Many of us consider a home improvement to be totally expensive. Indeed it’s not needed to have an immense budget or take a zippy loan for this as renovating some decor or interior details can be a DIY project. Just like the one right below.
Quick project guide
Hard labor: – 4/10
Skill level: – 5/10
Time needed: ~ 2 hours (excluding drying time)
Do it yourself for: Prices for secondhand pieces and their preparations will differ (sugar soap, sandpaper, brushes, etc. R55; water-based primer and paint R200)
• old tables or stools
• wood glue
• wood filler
• sugar soap
• paint remover
• water-based multisurface primer
• water-based enamel
• angle brackets
• 16mm screws
• sponge or cloth or steel wool
• cordless drill
• circular saw
• impact drill
• paintbrush and foam roller
Don’t compromise an antique item by cutting it in half! We made sure that these were reproduction pieces partly made from imbuia-veneered chipboard.
1 Following package instructions, mix the required amount of sugar soap with warm water and clean the surface area with a sponge, cloth or steel wool. Leave for about 20 minutes to ensure that it penetrates any dirt or grease, then wipe down with clean water. Wipe off all excess moisture with a dry cloth and leave to dry out thoroughly.
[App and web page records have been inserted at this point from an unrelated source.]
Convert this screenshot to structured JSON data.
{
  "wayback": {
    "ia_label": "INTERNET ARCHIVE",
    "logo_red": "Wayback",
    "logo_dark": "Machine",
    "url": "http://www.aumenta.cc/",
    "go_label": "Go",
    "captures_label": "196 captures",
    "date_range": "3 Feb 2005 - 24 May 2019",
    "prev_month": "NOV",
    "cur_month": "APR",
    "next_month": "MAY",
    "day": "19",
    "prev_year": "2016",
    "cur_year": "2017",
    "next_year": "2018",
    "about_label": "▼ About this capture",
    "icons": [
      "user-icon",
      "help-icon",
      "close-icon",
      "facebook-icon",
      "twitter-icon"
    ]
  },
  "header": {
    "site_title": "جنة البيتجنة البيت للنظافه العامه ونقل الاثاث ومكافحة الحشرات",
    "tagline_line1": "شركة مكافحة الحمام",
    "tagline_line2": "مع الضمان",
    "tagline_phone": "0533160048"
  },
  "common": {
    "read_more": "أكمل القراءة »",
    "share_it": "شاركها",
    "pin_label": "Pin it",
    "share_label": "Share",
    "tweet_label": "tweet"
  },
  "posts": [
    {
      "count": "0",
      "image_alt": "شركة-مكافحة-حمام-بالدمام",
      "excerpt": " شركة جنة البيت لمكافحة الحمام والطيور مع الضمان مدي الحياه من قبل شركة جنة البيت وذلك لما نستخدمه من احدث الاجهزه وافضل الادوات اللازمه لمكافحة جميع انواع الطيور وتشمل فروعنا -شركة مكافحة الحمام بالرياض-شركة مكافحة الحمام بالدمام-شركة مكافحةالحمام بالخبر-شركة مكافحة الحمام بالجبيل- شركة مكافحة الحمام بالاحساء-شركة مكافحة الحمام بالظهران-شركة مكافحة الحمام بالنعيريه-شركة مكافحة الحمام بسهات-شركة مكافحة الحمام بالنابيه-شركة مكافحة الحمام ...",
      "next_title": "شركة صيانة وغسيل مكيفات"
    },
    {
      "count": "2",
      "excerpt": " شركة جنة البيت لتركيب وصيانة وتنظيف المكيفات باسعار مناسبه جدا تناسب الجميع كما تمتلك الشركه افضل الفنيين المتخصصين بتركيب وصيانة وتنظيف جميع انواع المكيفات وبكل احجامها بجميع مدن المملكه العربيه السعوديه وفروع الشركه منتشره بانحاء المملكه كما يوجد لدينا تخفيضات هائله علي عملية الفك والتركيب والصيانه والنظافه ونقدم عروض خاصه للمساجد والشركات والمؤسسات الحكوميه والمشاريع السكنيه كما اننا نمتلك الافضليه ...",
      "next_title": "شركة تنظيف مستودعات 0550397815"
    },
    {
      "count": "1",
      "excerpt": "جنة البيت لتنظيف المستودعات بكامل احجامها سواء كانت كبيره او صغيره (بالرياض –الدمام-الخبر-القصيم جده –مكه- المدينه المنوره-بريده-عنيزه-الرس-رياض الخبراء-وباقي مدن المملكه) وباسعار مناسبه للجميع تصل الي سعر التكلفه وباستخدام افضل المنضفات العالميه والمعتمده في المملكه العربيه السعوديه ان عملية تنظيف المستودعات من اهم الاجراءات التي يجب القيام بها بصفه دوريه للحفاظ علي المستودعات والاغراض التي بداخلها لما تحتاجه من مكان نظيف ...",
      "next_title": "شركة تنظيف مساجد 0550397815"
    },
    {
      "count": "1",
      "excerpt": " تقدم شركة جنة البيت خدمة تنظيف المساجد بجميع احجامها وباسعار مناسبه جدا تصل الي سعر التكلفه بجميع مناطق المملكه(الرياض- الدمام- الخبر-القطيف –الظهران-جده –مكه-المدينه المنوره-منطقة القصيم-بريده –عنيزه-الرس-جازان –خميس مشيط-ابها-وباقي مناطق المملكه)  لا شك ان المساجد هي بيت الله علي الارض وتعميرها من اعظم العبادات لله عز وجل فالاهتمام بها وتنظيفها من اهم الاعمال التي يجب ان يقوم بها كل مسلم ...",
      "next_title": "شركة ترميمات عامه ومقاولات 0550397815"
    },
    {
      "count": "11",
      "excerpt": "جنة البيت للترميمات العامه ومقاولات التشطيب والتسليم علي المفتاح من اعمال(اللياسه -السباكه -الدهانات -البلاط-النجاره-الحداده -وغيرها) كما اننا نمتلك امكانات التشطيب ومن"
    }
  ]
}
Then lightly sand the entire surface to provide a ‘key’ for a primer coat. You could just remove paint or varnish from affected areas rather than from the entire unit. Numerous layers underneath your topcoats will facilitate a distressed look as sanding will expose these layers in varying degrees to create a unique end result.
2 Use good wood glue to repair any loose joints or components.
3 Then clamp in place and leave to dry.
4 Apply quick-setting repair putty to any badly damaged areas on the pieces, building these up to the original profile and then allowing them to harden before sanding. You can also use a wood filler to touch up and repair or smooth over any smaller damaged areas.
5 Use a tape measure to ascertain the midpoint along each unit and mark out a line down the middle. Stick a piece of masking tape along this line to protect the wood and prevent excessive splintering when you cut it. Now cut along this line using the circular saw.
6 Apply a coat or two of primer in long even brushstrokes. Dulux Supergrip Primer, Plascon Multi-Surface Primer, and Plascon Wood Primer are all suitable for either raw wood or smooth surfaces. The first two are water-based, dry quickly and are opaque white when dry while the wood primer is pink. These not only serve as effective primers but a light color helps to lessen the number of subsequent coats needed to cover dark wood items. Once this is dry, paint the pieces with two coats of enamel in the color of your choice.
7 Fix a small angle bracket to the underside of the tabletop along the back edge using 16mm screws. We used an offcut piece of 18mm pine plywood and cut two pieces to fit inside the stool framework to complete the new ‘shelves’.
8 Now fix the individual pieces to the wall. Place each unit against the wall and use a spirit level to ensure that it is straight. Mark the positions of the holes by scribing inside the holes in the brackets. Then use an impact drill with a masonry bit suited to the size of the wall anchor you’re using to drill holes in the wall. Fix each piece in turn, resting the legs of the next on top of the one below until the shelf unit is complete.